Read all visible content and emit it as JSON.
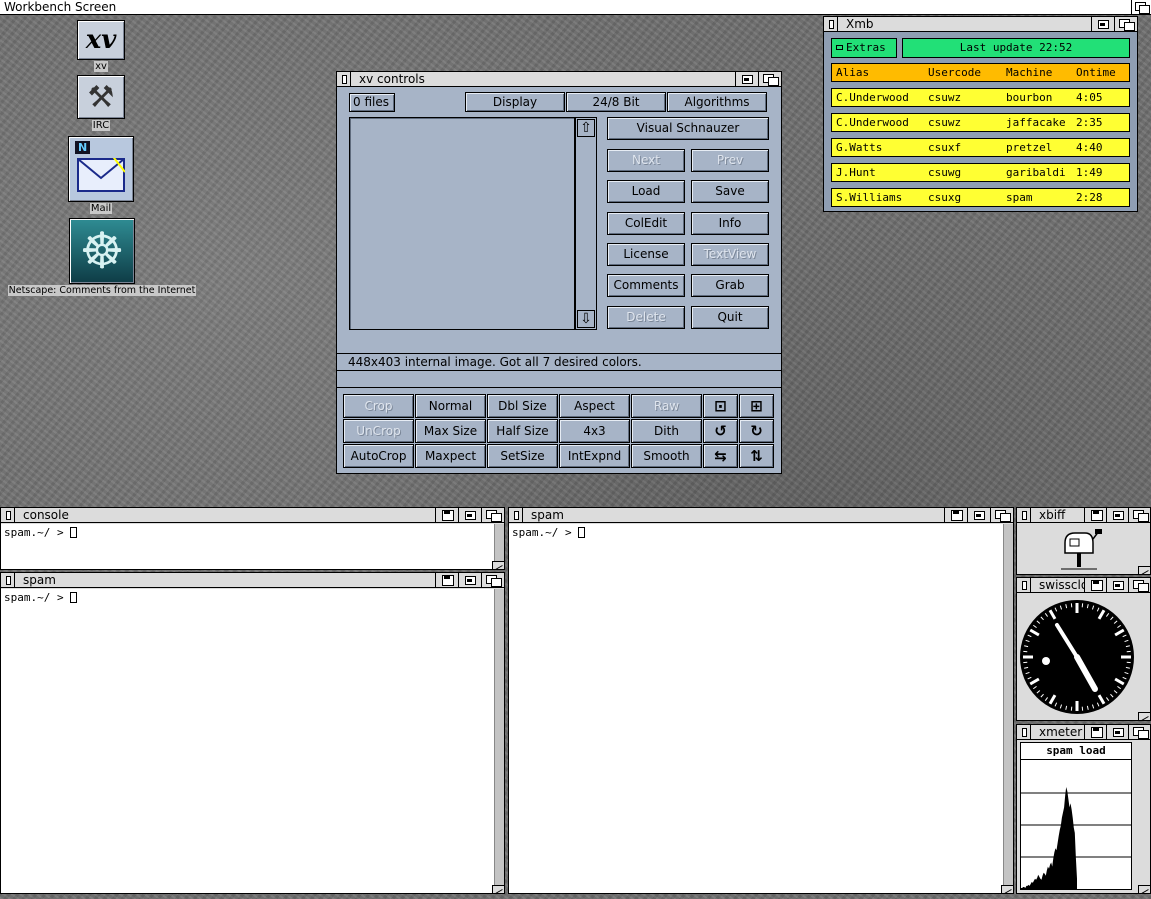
{
  "screen": {
    "title": "Workbench Screen"
  },
  "desktop_icons": [
    {
      "name": "xv",
      "label": "xv",
      "glyph": "xv"
    },
    {
      "name": "irc",
      "label": "IRC",
      "glyph": "⚒"
    },
    {
      "name": "mail",
      "label": "Mail",
      "glyph": "N"
    },
    {
      "name": "netscape",
      "label": "Netscape: Comments from the Internet",
      "glyph": "☸"
    }
  ],
  "xv_controls": {
    "title": "xv controls",
    "files_count": "0 files",
    "menu_buttons": [
      "Display",
      "24/8 Bit",
      "Algorithms"
    ],
    "visual_schnauzer": "Visual Schnauzer",
    "side_buttons": [
      {
        "label": "Next",
        "enabled": false
      },
      {
        "label": "Prev",
        "enabled": false
      },
      {
        "label": "Load",
        "enabled": true
      },
      {
        "label": "Save",
        "enabled": true
      },
      {
        "label": "ColEdit",
        "enabled": true
      },
      {
        "label": "Info",
        "enabled": true
      },
      {
        "label": "License",
        "enabled": true
      },
      {
        "label": "TextView",
        "enabled": false
      },
      {
        "label": "Comments",
        "enabled": true
      },
      {
        "label": "Grab",
        "enabled": true
      },
      {
        "label": "Delete",
        "enabled": false
      },
      {
        "label": "Quit",
        "enabled": true
      }
    ],
    "status": "448x403 internal image.  Got all 7 desired colors.",
    "status2": "",
    "bottom_buttons": [
      {
        "label": "Crop",
        "enabled": false
      },
      {
        "label": "Normal",
        "enabled": true
      },
      {
        "label": "Dbl Size",
        "enabled": true
      },
      {
        "label": "Aspect",
        "enabled": true
      },
      {
        "label": "Raw",
        "enabled": false
      },
      {
        "label": "UnCrop",
        "enabled": false
      },
      {
        "label": "Max Size",
        "enabled": true
      },
      {
        "label": "Half Size",
        "enabled": true
      },
      {
        "label": "4x3",
        "enabled": true
      },
      {
        "label": "Dith",
        "enabled": true
      },
      {
        "label": "AutoCrop",
        "enabled": true
      },
      {
        "label": "Maxpect",
        "enabled": true
      },
      {
        "label": "SetSize",
        "enabled": true
      },
      {
        "label": "IntExpnd",
        "enabled": true
      },
      {
        "label": "Smooth",
        "enabled": true
      }
    ],
    "icon_buttons": [
      "shrink-icon",
      "expand-icon",
      "rotate-left-icon",
      "rotate-right-icon",
      "flip-horizontal-icon",
      "flip-vertical-icon"
    ]
  },
  "xmb": {
    "title": "Xmb",
    "extras_label": "Extras",
    "last_update": "Last update 22:52",
    "headers": [
      "Alias",
      "Usercode",
      "Machine",
      "Ontime"
    ],
    "rows": [
      [
        "C.Underwood",
        "csuwz",
        "bourbon",
        "4:05"
      ],
      [
        "C.Underwood",
        "csuwz",
        "jaffacake",
        "2:35"
      ],
      [
        "G.Watts",
        "csuxf",
        "pretzel",
        "4:40"
      ],
      [
        "J.Hunt",
        "csuwg",
        "garibaldi",
        "1:49"
      ],
      [
        "S.Williams",
        "csuxg",
        "spam",
        "2:28"
      ]
    ],
    "colors": {
      "header": "#ffbb00",
      "row": "#ffff33",
      "status": "#22e077"
    }
  },
  "terminals": {
    "console": {
      "title": "console",
      "prompt": "spam.~/ > "
    },
    "spam_left": {
      "title": "spam",
      "prompt": "spam.~/ > "
    },
    "spam_center": {
      "title": "spam",
      "prompt": "spam.~/ > "
    }
  },
  "xbiff": {
    "title": "xbiff",
    "icon": "mailbox-icon"
  },
  "swissclock": {
    "title": "swissclock"
  },
  "xmeter": {
    "title": "xmeter",
    "graph_title": "spam load",
    "chart_data": {
      "type": "area",
      "title": "spam load",
      "values": [
        1,
        1,
        2,
        2,
        1,
        3,
        3,
        4,
        3,
        5,
        7,
        6,
        8,
        10,
        9,
        11,
        14,
        12,
        10,
        9,
        13,
        16,
        15,
        13,
        18,
        22,
        20,
        24,
        26,
        22,
        30,
        36,
        40,
        38,
        45,
        52,
        58,
        62,
        70,
        75,
        80,
        92,
        100,
        96,
        88,
        80,
        84,
        78,
        70,
        60,
        55,
        30,
        10
      ]
    }
  }
}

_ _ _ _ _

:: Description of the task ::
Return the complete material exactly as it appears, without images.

:: Written reply ::
Read all visible content and emit it as JSON.
{
  "screen": {
    "title": "Workbench Screen"
  },
  "desktop_icons": [
    {
      "name": "xv",
      "label": "xv",
      "glyph": "xv"
    },
    {
      "name": "irc",
      "label": "IRC",
      "glyph": "⚒"
    },
    {
      "name": "mail",
      "label": "Mail",
      "glyph": "N"
    },
    {
      "name": "netscape",
      "label": "Netscape: Comments from the Internet",
      "glyph": "☸"
    }
  ],
  "xv_controls": {
    "title": "xv controls",
    "files_count": "0 files",
    "menu_buttons": [
      "Display",
      "24/8 Bit",
      "Algorithms"
    ],
    "visual_schnauzer": "Visual Schnauzer",
    "side_buttons": [
      {
        "label": "Next",
        "enabled": false
      },
      {
        "label": "Prev",
        "enabled": false
      },
      {
        "label": "Load",
        "enabled": true
      },
      {
        "label": "Save",
        "enabled": true
      },
      {
        "label": "ColEdit",
        "enabled": true
      },
      {
        "label": "Info",
        "enabled": true
      },
      {
        "label": "License",
        "enabled": true
      },
      {
        "label": "TextView",
        "enabled": false
      },
      {
        "label": "Comments",
        "enabled": true
      },
      {
        "label": "Grab",
        "enabled": true
      },
      {
        "label": "Delete",
        "enabled": false
      },
      {
        "label": "Quit",
        "enabled": true
      }
    ],
    "status": "448x403 internal image.  Got all 7 desired colors.",
    "status2": "",
    "bottom_buttons": [
      {
        "label": "Crop",
        "enabled": false
      },
      {
        "label": "Normal",
        "enabled": true
      },
      {
        "label": "Dbl Size",
        "enabled": true
      },
      {
        "label": "Aspect",
        "enabled": true
      },
      {
        "label": "Raw",
        "enabled": false
      },
      {
        "label": "UnCrop",
        "enabled": false
      },
      {
        "label": "Max Size",
        "enabled": true
      },
      {
        "label": "Half Size",
        "enabled": true
      },
      {
        "label": "4x3",
        "enabled": true
      },
      {
        "label": "Dith",
        "enabled": true
      },
      {
        "label": "AutoCrop",
        "enabled": true
      },
      {
        "label": "Maxpect",
        "enabled": true
      },
      {
        "label": "SetSize",
        "enabled": true
      },
      {
        "label": "IntExpnd",
        "enabled": true
      },
      {
        "label": "Smooth",
        "enabled": true
      }
    ],
    "icon_buttons": [
      "shrink-icon",
      "expand-icon",
      "rotate-left-icon",
      "rotate-right-icon",
      "flip-horizontal-icon",
      "flip-vertical-icon"
    ]
  },
  "xmb": {
    "title": "Xmb",
    "extras_label": "Extras",
    "last_update": "Last update 22:52",
    "headers": [
      "Alias",
      "Usercode",
      "Machine",
      "Ontime"
    ],
    "rows": [
      [
        "C.Underwood",
        "csuwz",
        "bourbon",
        "4:05"
      ],
      [
        "C.Underwood",
        "csuwz",
        "jaffacake",
        "2:35"
      ],
      [
        "G.Watts",
        "csuxf",
        "pretzel",
        "4:40"
      ],
      [
        "J.Hunt",
        "csuwg",
        "garibaldi",
        "1:49"
      ],
      [
        "S.Williams",
        "csuxg",
        "spam",
        "2:28"
      ]
    ],
    "colors": {
      "header": "#ffbb00",
      "row": "#ffff33",
      "status": "#22e077"
    }
  },
  "terminals": {
    "console": {
      "title": "console",
      "prompt": "spam.~/ > "
    },
    "spam_left": {
      "title": "spam",
      "prompt": "spam.~/ > "
    },
    "spam_center": {
      "title": "spam",
      "prompt": "spam.~/ > "
    }
  },
  "xbiff": {
    "title": "xbiff",
    "icon": "mailbox-icon"
  },
  "swissclock": {
    "title": "swissclock"
  },
  "xmeter": {
    "title": "xmeter",
    "graph_title": "spam load",
    "chart_data": {
      "type": "area",
      "title": "spam load",
      "values": [
        1,
        1,
        2,
        2,
        1,
        3,
        3,
        4,
        3,
        5,
        7,
        6,
        8,
        10,
        9,
        11,
        14,
        12,
        10,
        9,
        13,
        16,
        15,
        13,
        18,
        22,
        20,
        24,
        26,
        22,
        30,
        36,
        40,
        38,
        45,
        52,
        58,
        62,
        70,
        75,
        80,
        92,
        100,
        96,
        88,
        80,
        84,
        78,
        70,
        60,
        55,
        30,
        10
      ]
    }
  }
}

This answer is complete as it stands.